TASK GOAL: Restate each of the lines given below, word for word.

[Items from an interface collection]
■ ■ ■ ■ ■ ■ ■

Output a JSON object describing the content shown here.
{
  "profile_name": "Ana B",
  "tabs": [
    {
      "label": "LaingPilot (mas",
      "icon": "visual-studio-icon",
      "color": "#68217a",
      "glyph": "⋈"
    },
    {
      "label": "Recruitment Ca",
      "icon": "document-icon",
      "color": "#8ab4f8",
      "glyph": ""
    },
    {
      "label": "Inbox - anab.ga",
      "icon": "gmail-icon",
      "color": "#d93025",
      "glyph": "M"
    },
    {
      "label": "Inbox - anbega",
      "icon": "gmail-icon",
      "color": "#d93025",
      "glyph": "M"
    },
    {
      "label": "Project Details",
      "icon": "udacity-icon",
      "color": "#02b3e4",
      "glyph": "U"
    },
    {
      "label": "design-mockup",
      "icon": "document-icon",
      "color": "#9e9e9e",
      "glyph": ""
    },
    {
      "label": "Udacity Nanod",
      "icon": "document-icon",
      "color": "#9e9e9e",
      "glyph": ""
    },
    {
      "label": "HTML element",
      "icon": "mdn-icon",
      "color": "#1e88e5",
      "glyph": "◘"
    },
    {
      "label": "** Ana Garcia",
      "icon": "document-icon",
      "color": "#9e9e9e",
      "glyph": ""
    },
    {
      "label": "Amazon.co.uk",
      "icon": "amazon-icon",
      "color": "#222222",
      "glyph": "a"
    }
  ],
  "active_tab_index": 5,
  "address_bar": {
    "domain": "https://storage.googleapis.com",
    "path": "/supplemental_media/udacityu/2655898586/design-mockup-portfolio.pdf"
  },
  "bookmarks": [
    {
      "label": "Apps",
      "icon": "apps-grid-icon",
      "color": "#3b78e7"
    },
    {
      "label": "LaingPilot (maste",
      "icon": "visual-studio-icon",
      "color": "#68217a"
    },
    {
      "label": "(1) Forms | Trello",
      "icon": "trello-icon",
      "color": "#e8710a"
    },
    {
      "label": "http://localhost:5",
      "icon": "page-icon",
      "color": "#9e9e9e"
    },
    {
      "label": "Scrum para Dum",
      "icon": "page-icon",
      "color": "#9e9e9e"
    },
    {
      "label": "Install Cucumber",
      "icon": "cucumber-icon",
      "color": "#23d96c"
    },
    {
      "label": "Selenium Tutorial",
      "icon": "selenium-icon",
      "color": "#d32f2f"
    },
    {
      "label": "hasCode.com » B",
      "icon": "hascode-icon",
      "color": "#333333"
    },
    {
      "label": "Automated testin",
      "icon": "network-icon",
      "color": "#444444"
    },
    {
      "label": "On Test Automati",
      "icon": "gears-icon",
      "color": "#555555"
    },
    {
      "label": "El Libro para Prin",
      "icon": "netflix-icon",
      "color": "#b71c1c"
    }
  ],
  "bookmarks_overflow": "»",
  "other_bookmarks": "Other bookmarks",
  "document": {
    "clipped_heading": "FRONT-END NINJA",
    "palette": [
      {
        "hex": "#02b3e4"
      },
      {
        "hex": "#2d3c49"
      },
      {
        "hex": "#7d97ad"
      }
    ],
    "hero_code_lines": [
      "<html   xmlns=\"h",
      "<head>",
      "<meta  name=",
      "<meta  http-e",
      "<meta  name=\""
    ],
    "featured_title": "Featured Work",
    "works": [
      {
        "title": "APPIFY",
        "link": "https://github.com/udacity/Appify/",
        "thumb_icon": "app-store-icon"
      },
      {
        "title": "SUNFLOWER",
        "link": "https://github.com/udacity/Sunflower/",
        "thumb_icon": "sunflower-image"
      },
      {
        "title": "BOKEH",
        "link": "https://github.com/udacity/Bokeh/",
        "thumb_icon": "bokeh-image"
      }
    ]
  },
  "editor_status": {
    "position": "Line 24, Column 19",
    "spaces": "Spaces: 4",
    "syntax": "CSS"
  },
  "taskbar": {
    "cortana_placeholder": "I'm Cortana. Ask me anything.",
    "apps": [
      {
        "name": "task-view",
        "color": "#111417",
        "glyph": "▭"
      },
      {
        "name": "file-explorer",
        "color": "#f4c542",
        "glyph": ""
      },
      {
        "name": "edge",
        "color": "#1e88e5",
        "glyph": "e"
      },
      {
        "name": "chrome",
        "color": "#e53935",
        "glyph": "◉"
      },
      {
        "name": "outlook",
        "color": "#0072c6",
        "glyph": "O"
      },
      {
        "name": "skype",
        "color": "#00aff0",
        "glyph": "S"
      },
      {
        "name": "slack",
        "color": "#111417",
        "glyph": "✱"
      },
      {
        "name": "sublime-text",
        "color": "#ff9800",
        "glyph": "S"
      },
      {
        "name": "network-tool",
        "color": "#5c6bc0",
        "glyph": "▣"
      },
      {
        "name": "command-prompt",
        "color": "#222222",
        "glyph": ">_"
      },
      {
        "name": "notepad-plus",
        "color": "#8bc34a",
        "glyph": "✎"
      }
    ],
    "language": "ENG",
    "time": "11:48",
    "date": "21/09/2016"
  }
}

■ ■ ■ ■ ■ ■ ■

WRITTEN ANSWER:
Output a JSON object describing the content shown here.
{
  "profile_name": "Ana B",
  "tabs": [
    {
      "label": "LaingPilot (mas",
      "icon": "visual-studio-icon",
      "color": "#68217a",
      "glyph": "⋈"
    },
    {
      "label": "Recruitment Ca",
      "icon": "document-icon",
      "color": "#8ab4f8",
      "glyph": ""
    },
    {
      "label": "Inbox - anab.ga",
      "icon": "gmail-icon",
      "color": "#d93025",
      "glyph": "M"
    },
    {
      "label": "Inbox - anbega",
      "icon": "gmail-icon",
      "color": "#d93025",
      "glyph": "M"
    },
    {
      "label": "Project Details",
      "icon": "udacity-icon",
      "color": "#02b3e4",
      "glyph": "U"
    },
    {
      "label": "design-mockup",
      "icon": "document-icon",
      "color": "#9e9e9e",
      "glyph": ""
    },
    {
      "label": "Udacity Nanod",
      "icon": "document-icon",
      "color": "#9e9e9e",
      "glyph": ""
    },
    {
      "label": "HTML element",
      "icon": "mdn-icon",
      "color": "#1e88e5",
      "glyph": "◘"
    },
    {
      "label": "** Ana Garcia",
      "icon": "document-icon",
      "color": "#9e9e9e",
      "glyph": ""
    },
    {
      "label": "Amazon.co.uk",
      "icon": "amazon-icon",
      "color": "#222222",
      "glyph": "a"
    }
  ],
  "active_tab_index": 5,
  "address_bar": {
    "domain": "https://storage.googleapis.com",
    "path": "/supplemental_media/udacityu/2655898586/design-mockup-portfolio.pdf"
  },
  "bookmarks": [
    {
      "label": "Apps",
      "icon": "apps-grid-icon",
      "color": "#3b78e7"
    },
    {
      "label": "LaingPilot (maste",
      "icon": "visual-studio-icon",
      "color": "#68217a"
    },
    {
      "label": "(1) Forms | Trello",
      "icon": "trello-icon",
      "color": "#e8710a"
    },
    {
      "label": "http://localhost:5",
      "icon": "page-icon",
      "color": "#9e9e9e"
    },
    {
      "label": "Scrum para Dum",
      "icon": "page-icon",
      "color": "#9e9e9e"
    },
    {
      "label": "Install Cucumber",
      "icon": "cucumber-icon",
      "color": "#23d96c"
    },
    {
      "label": "Selenium Tutorial",
      "icon": "selenium-icon",
      "color": "#d32f2f"
    },
    {
      "label": "hasCode.com » B",
      "icon": "hascode-icon",
      "color": "#333333"
    },
    {
      "label": "Automated testin",
      "icon": "network-icon",
      "color": "#444444"
    },
    {
      "label": "On Test Automati",
      "icon": "gears-icon",
      "color": "#555555"
    },
    {
      "label": "El Libro para Prin",
      "icon": "netflix-icon",
      "color": "#b71c1c"
    }
  ],
  "bookmarks_overflow": "»",
  "other_bookmarks": "Other bookmarks",
  "document": {
    "clipped_heading": "FRONT-END NINJA",
    "palette": [
      {
        "hex": "#02b3e4"
      },
      {
        "hex": "#2d3c49"
      },
      {
        "hex": "#7d97ad"
      }
    ],
    "hero_code_lines": [
      "<html   xmlns=\"h",
      "<head>",
      "<meta  name=",
      "<meta  http-e",
      "<meta  name=\""
    ],
    "featured_title": "Featured Work",
    "works": [
      {
        "title": "APPIFY",
        "link": "https://github.com/udacity/Appify/",
        "thumb_icon": "app-store-icon"
      },
      {
        "title": "SUNFLOWER",
        "link": "https://github.com/udacity/Sunflower/",
        "thumb_icon": "sunflower-image"
      },
      {
        "title": "BOKEH",
        "link": "https://github.com/udacity/Bokeh/",
        "thumb_icon": "bokeh-image"
      }
    ]
  },
  "editor_status": {
    "position": "Line 24, Column 19",
    "spaces": "Spaces: 4",
    "syntax": "CSS"
  },
  "taskbar": {
    "cortana_placeholder": "I'm Cortana. Ask me anything.",
    "apps": [
      {
        "name": "task-view",
        "color": "#111417",
        "glyph": "▭"
      },
      {
        "name": "file-explorer",
        "color": "#f4c542",
        "glyph": ""
      },
      {
        "name": "edge",
        "color": "#1e88e5",
        "glyph": "e"
      },
      {
        "name": "chrome",
        "color": "#e53935",
        "glyph": "◉"
      },
      {
        "name": "outlook",
        "color": "#0072c6",
        "glyph": "O"
      },
      {
        "name": "skype",
        "color": "#00aff0",
        "glyph": "S"
      },
      {
        "name": "slack",
        "color": "#111417",
        "glyph": "✱"
      },
      {
        "name": "sublime-text",
        "color": "#ff9800",
        "glyph": "S"
      },
      {
        "name": "network-tool",
        "color": "#5c6bc0",
        "glyph": "▣"
      },
      {
        "name": "command-prompt",
        "color": "#222222",
        "glyph": ">_"
      },
      {
        "name": "notepad-plus",
        "color": "#8bc34a",
        "glyph": "✎"
      }
    ],
    "language": "ENG",
    "time": "11:48",
    "date": "21/09/2016"
  }
}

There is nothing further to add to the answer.